[Page and application data records]
*****
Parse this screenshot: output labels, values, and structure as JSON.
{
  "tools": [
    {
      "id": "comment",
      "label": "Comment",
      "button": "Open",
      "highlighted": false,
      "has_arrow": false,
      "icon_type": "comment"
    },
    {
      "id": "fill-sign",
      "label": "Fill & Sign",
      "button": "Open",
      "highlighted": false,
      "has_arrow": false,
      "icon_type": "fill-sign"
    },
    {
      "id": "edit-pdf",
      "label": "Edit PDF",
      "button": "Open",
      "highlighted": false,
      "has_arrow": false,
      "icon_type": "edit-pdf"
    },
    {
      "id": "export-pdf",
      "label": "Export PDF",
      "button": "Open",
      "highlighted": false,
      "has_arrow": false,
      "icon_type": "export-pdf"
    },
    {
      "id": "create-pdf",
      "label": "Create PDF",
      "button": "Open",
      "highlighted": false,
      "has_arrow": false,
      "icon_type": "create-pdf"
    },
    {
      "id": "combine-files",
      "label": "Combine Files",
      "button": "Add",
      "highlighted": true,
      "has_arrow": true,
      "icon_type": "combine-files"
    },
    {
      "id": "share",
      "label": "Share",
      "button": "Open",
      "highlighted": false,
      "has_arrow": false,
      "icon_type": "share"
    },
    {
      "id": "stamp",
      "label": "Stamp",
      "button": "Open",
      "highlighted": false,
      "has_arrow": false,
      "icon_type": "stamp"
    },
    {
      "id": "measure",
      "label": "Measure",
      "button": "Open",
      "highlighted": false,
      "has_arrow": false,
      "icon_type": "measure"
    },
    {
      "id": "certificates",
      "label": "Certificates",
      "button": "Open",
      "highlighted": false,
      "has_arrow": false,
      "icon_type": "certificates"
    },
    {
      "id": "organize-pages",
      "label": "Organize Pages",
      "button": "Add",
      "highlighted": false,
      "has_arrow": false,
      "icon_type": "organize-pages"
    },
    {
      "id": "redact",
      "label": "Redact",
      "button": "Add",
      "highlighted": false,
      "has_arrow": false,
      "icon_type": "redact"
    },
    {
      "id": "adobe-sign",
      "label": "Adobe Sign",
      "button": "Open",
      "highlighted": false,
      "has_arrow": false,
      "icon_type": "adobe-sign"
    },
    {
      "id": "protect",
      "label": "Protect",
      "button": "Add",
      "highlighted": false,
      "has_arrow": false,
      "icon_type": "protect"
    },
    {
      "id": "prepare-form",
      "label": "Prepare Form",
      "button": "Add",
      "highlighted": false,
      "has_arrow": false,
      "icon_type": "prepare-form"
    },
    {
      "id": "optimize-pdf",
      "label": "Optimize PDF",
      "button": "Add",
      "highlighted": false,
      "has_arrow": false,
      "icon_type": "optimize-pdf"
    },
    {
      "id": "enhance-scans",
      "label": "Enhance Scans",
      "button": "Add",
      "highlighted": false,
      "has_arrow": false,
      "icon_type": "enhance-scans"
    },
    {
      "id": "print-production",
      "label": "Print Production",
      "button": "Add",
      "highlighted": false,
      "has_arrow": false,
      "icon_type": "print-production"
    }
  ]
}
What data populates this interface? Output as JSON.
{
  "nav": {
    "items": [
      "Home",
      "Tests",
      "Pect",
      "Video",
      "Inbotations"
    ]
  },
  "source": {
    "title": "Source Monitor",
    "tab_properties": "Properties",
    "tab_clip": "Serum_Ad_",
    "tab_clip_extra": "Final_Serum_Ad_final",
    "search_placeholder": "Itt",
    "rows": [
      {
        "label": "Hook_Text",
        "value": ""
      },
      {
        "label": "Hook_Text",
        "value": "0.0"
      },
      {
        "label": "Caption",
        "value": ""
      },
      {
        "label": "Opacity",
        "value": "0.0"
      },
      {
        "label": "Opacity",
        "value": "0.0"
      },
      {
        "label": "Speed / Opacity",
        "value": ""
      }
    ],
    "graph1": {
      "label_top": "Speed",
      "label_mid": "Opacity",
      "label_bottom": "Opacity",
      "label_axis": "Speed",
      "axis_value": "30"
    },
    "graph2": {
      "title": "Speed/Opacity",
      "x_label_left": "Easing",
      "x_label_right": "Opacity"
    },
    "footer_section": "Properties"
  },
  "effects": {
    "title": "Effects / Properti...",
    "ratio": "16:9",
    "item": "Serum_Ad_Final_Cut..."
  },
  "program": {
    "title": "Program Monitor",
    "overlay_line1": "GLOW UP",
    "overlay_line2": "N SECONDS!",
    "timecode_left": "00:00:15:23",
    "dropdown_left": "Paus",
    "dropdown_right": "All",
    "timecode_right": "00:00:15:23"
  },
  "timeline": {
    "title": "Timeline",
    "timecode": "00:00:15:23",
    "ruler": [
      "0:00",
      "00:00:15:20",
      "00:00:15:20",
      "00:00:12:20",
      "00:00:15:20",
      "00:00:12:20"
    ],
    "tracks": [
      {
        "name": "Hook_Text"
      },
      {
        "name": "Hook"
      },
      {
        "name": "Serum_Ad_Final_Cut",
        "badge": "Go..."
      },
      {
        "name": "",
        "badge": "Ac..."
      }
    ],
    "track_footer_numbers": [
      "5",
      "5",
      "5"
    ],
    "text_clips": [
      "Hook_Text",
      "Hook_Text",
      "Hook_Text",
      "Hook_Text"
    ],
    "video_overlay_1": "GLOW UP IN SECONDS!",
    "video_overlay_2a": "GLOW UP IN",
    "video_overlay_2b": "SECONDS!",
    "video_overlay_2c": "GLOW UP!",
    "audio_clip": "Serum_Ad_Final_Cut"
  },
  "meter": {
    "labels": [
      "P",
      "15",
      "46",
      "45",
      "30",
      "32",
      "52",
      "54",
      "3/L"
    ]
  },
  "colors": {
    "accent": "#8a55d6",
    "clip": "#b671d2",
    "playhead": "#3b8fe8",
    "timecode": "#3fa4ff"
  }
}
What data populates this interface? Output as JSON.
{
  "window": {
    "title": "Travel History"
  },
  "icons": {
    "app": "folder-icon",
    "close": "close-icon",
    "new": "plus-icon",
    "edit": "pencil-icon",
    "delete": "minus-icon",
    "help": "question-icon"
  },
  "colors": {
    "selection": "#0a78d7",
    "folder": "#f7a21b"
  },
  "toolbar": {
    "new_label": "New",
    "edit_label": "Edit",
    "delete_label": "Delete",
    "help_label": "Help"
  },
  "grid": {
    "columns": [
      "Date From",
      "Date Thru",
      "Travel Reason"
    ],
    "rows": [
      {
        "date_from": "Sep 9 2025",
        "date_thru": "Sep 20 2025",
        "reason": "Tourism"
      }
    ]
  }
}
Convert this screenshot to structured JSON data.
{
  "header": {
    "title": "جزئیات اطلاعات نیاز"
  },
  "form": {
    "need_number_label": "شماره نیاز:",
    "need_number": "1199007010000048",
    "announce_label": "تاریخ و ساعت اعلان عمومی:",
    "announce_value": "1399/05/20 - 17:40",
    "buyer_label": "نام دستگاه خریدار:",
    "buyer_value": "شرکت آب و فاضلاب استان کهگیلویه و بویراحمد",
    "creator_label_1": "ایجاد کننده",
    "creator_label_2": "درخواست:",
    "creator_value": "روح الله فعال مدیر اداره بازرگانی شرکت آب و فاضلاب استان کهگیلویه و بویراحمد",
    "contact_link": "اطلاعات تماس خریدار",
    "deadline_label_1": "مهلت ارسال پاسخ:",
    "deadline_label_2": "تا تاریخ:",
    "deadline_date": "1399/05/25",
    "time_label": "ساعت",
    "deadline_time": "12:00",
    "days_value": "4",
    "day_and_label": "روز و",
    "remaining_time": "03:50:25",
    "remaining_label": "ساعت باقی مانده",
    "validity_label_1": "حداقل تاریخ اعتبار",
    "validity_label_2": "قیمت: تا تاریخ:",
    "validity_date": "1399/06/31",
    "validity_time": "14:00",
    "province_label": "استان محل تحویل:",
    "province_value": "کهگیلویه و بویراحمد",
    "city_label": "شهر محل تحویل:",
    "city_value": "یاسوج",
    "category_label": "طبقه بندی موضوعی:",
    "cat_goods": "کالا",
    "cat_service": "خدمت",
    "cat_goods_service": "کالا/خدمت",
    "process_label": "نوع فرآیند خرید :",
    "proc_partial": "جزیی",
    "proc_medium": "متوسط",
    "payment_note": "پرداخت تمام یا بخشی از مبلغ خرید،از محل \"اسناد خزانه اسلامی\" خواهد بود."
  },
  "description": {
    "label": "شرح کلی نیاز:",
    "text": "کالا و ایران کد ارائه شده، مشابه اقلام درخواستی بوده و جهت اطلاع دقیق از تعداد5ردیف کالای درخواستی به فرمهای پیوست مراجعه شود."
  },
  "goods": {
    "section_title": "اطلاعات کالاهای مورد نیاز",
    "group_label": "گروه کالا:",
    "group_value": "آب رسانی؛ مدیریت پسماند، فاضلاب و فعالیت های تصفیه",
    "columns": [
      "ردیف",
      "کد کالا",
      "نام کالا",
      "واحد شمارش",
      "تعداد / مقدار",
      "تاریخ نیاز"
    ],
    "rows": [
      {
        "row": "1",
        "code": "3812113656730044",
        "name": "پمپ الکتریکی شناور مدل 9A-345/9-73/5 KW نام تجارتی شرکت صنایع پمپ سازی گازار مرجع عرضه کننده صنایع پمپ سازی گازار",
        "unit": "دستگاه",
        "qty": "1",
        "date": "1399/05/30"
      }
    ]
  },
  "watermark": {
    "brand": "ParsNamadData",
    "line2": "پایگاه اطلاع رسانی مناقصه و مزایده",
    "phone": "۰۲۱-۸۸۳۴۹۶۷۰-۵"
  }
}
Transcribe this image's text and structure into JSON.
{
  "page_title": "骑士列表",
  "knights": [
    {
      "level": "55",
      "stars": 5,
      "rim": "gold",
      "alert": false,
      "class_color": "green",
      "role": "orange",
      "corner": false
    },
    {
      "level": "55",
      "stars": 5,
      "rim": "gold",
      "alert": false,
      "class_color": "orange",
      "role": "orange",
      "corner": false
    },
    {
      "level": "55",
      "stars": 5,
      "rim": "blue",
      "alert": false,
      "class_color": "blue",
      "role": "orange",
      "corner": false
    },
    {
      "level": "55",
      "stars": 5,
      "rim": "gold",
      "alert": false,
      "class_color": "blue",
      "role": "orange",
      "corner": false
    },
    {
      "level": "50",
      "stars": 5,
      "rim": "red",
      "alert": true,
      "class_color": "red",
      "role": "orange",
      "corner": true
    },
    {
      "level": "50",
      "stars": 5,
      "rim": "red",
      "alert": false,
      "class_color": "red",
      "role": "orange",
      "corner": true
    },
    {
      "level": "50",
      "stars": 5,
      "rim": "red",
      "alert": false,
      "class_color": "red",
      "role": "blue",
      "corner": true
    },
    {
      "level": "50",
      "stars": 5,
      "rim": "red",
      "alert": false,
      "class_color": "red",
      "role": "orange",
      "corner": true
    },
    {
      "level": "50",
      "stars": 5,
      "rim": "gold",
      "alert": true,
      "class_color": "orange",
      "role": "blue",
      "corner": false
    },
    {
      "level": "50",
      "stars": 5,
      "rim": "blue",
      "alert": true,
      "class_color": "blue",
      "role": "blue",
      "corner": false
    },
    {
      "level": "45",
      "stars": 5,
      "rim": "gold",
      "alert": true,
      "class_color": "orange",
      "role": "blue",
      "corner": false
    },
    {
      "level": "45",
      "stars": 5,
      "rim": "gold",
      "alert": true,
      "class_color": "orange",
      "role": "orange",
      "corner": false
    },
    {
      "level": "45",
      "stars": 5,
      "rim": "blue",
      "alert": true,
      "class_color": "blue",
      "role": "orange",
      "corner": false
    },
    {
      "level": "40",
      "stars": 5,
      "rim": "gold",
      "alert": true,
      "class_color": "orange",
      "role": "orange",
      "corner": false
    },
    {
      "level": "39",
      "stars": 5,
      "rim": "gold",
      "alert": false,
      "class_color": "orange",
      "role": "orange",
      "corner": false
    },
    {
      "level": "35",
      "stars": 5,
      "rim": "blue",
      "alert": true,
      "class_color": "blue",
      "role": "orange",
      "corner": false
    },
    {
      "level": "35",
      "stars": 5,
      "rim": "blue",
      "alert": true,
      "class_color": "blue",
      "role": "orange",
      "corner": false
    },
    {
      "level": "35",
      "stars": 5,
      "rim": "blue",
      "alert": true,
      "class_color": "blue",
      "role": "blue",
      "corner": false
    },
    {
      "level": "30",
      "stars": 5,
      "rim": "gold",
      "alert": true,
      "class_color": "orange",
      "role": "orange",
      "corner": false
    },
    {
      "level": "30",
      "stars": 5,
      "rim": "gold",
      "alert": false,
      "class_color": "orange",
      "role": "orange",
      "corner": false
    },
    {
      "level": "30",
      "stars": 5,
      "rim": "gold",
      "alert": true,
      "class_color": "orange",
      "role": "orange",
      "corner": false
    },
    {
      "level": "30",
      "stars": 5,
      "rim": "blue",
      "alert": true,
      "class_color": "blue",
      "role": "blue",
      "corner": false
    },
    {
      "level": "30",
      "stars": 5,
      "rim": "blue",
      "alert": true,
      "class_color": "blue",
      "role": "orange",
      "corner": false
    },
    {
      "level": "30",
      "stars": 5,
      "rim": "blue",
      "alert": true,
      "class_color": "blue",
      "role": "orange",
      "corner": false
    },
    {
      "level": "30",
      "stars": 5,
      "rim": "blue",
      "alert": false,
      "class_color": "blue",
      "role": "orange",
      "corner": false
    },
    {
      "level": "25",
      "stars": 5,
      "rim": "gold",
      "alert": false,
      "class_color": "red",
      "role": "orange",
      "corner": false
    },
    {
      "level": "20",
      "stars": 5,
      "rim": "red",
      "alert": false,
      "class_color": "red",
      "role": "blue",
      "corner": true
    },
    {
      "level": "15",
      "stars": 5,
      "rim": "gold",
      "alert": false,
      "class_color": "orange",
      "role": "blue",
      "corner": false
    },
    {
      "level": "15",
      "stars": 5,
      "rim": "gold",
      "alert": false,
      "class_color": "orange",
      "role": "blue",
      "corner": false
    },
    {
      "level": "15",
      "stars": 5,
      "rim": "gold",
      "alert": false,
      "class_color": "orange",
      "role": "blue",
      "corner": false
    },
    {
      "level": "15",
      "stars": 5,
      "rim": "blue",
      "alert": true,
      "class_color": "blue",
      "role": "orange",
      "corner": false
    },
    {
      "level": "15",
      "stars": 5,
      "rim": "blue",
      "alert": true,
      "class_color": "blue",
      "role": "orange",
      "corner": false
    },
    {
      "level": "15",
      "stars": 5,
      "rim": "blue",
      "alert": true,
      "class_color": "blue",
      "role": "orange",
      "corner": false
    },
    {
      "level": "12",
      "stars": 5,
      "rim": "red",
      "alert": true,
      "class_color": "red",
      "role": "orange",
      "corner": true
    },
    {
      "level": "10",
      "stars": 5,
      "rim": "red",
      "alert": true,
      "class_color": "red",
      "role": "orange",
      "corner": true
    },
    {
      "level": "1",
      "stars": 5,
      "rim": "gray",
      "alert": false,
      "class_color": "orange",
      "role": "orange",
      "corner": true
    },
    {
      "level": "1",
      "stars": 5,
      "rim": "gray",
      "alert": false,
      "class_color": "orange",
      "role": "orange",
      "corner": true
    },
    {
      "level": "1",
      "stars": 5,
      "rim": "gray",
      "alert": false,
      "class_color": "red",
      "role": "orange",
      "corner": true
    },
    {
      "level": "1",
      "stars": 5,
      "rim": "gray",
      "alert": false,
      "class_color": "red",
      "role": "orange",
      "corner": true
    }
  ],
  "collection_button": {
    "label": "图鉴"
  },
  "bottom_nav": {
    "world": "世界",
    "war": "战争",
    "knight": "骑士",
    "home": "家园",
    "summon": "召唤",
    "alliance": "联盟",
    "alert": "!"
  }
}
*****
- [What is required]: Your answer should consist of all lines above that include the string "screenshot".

- [Result for this exercise]:
Parse this screenshot: output labels, values, and structure as JSON.
Convert this screenshot to structured JSON data.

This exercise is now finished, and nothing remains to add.